* [Prompt]: Pictures are to be left out; otherwise, copy exactly the lines from the line containing "Give me the" through the end of the data.

_____

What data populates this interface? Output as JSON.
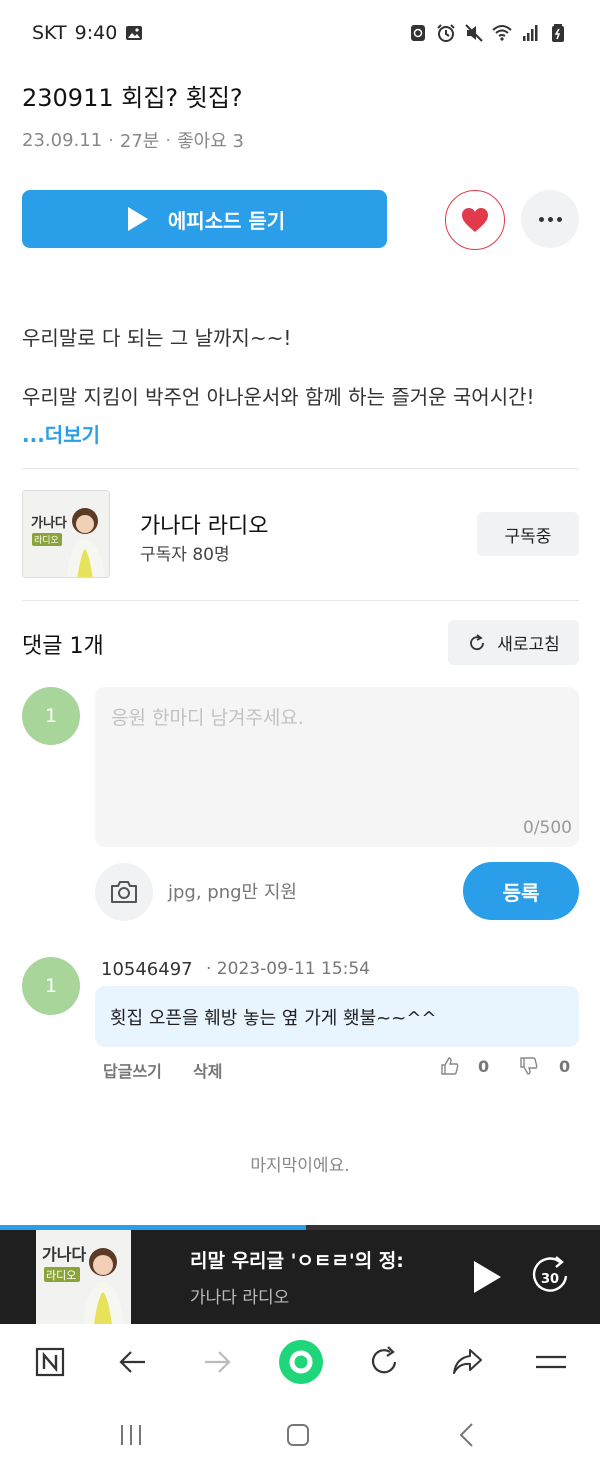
{
  "status": {
    "carrier": "SKT",
    "time": "9:40"
  },
  "episode": {
    "title": "230911 회집? 횟집?",
    "date": "23.09.11",
    "duration": "27분",
    "likes": "좋아요 3",
    "listen_label": "에피소드 듣기"
  },
  "description": {
    "line1": "우리말로 다 되는 그 날까지~~!",
    "line2": "우리말 지킴이 박주언 아나운서와 함께 하는 즐거운 국어시간!",
    "more": "...더보기"
  },
  "channel": {
    "name": "가나다 라디오",
    "subscribers": "구독자 80명",
    "subscribe_label": "구독중",
    "thumb_text_line1": "가나다",
    "thumb_text_line2": "라디오"
  },
  "comments": {
    "header": "댓글 1개",
    "refresh_label": "새로고침",
    "input_avatar": "1",
    "placeholder": "응원 한마디 남겨주세요.",
    "char_count": "0/500",
    "upload_hint": "jpg, png만 지원",
    "submit_label": "등록",
    "items": [
      {
        "avatar": "1",
        "user": "10546497",
        "date": "· 2023-09-11 15:54",
        "text": "횟집 오픈을 훼방 놓는 옆 가게 횃불~~^^",
        "reply_label": "답글쓰기",
        "delete_label": "삭제",
        "likes": "0",
        "dislikes": "0"
      }
    ],
    "end_text": "마지막이에요."
  },
  "player": {
    "progress": 0.51,
    "title": "리말 우리글 'ㅇㅌㄹ'의 정:",
    "channel": "가나다 라디오",
    "skip_label": "30"
  },
  "colors": {
    "accent": "#2a9ee8",
    "heart": "#e23a4a",
    "avatar": "#a8d59a",
    "browser_home": "#1fd67a"
  }
}
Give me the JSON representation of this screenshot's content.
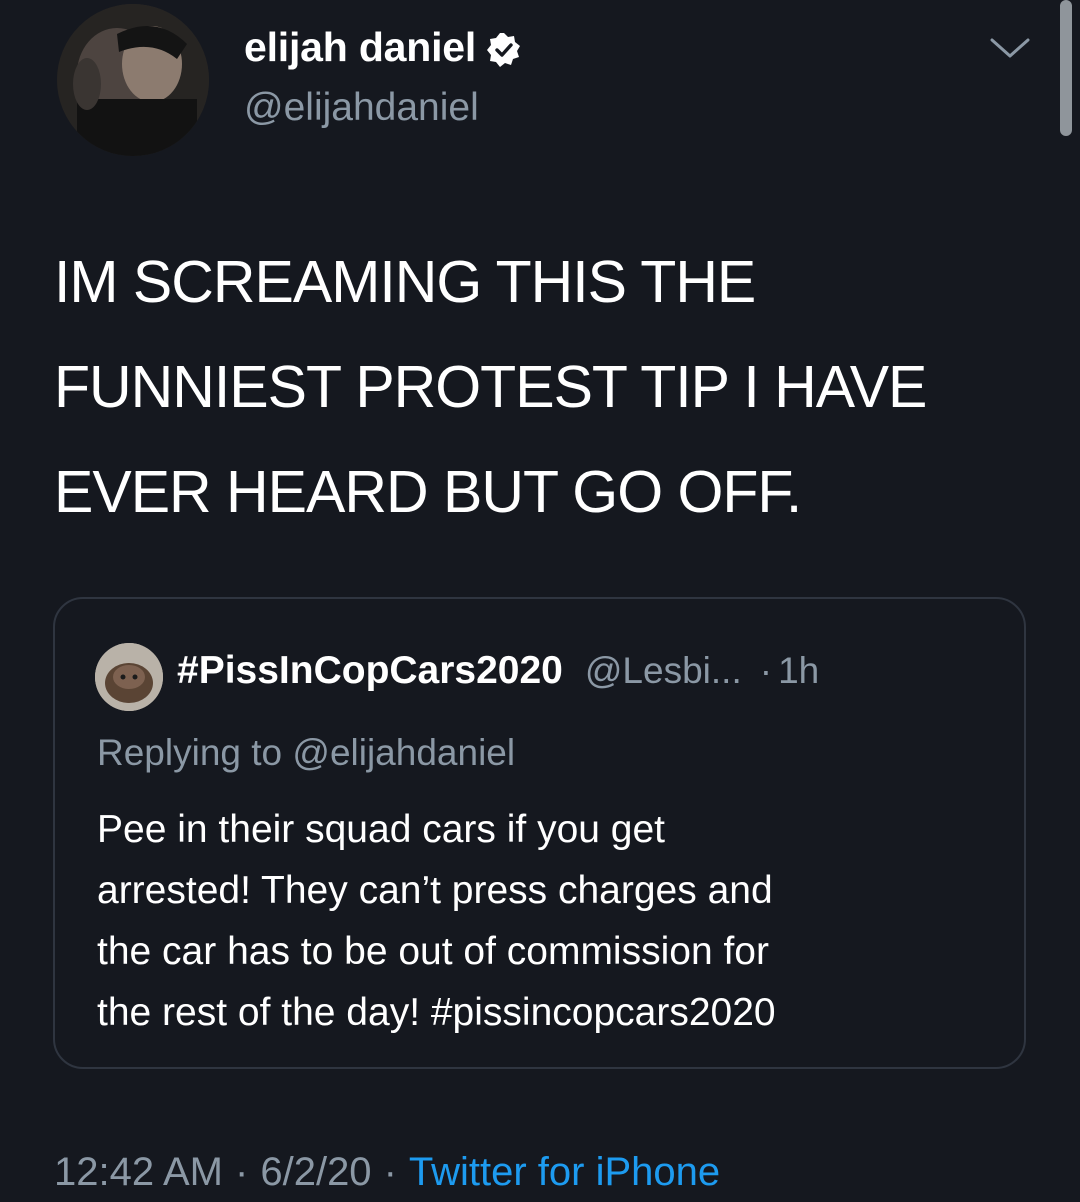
{
  "author": {
    "display_name": "elijah daniel",
    "handle": "@elijahdaniel",
    "verified_icon": "verified-badge-icon"
  },
  "tweet": {
    "text": "IM SCREAMING THIS THE\nFUNNIEST PROTEST TIP I HAVE\nEVER HEARD BUT GO OFF."
  },
  "quoted_tweet": {
    "display_name": "#PissInCopCars2020",
    "handle": "@Lesbi...",
    "dot": "·",
    "time": "1h",
    "replying_to": "Replying to @elijahdaniel",
    "text": "Pee in their squad cars if you get\narrested! They can’t press charges and\nthe car has to be out of commission for\nthe rest of the day! #pissincopcars2020"
  },
  "footer": {
    "time": "12:42 AM",
    "separator": "·",
    "date": "6/2/20",
    "source": "Twitter for iPhone"
  },
  "colors": {
    "background": "#15181f",
    "muted_text": "#8b98a5",
    "link_blue": "#1d9bf0",
    "card_border": "#2f3540"
  }
}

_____

* [Answer box]:
Give me the JSON representation of this screenshot's content.
{
  "author": {
    "display_name": "elijah daniel",
    "handle": "@elijahdaniel",
    "verified_icon": "verified-badge-icon"
  },
  "tweet": {
    "text": "IM SCREAMING THIS THE\nFUNNIEST PROTEST TIP I HAVE\nEVER HEARD BUT GO OFF."
  },
  "quoted_tweet": {
    "display_name": "#PissInCopCars2020",
    "handle": "@Lesbi...",
    "dot": "·",
    "time": "1h",
    "replying_to": "Replying to @elijahdaniel",
    "text": "Pee in their squad cars if you get\narrested! They can’t press charges and\nthe car has to be out of commission for\nthe rest of the day! #pissincopcars2020"
  },
  "footer": {
    "time": "12:42 AM",
    "separator": "·",
    "date": "6/2/20",
    "source": "Twitter for iPhone"
  },
  "colors": {
    "background": "#15181f",
    "muted_text": "#8b98a5",
    "link_blue": "#1d9bf0",
    "card_border": "#2f3540"
  }
}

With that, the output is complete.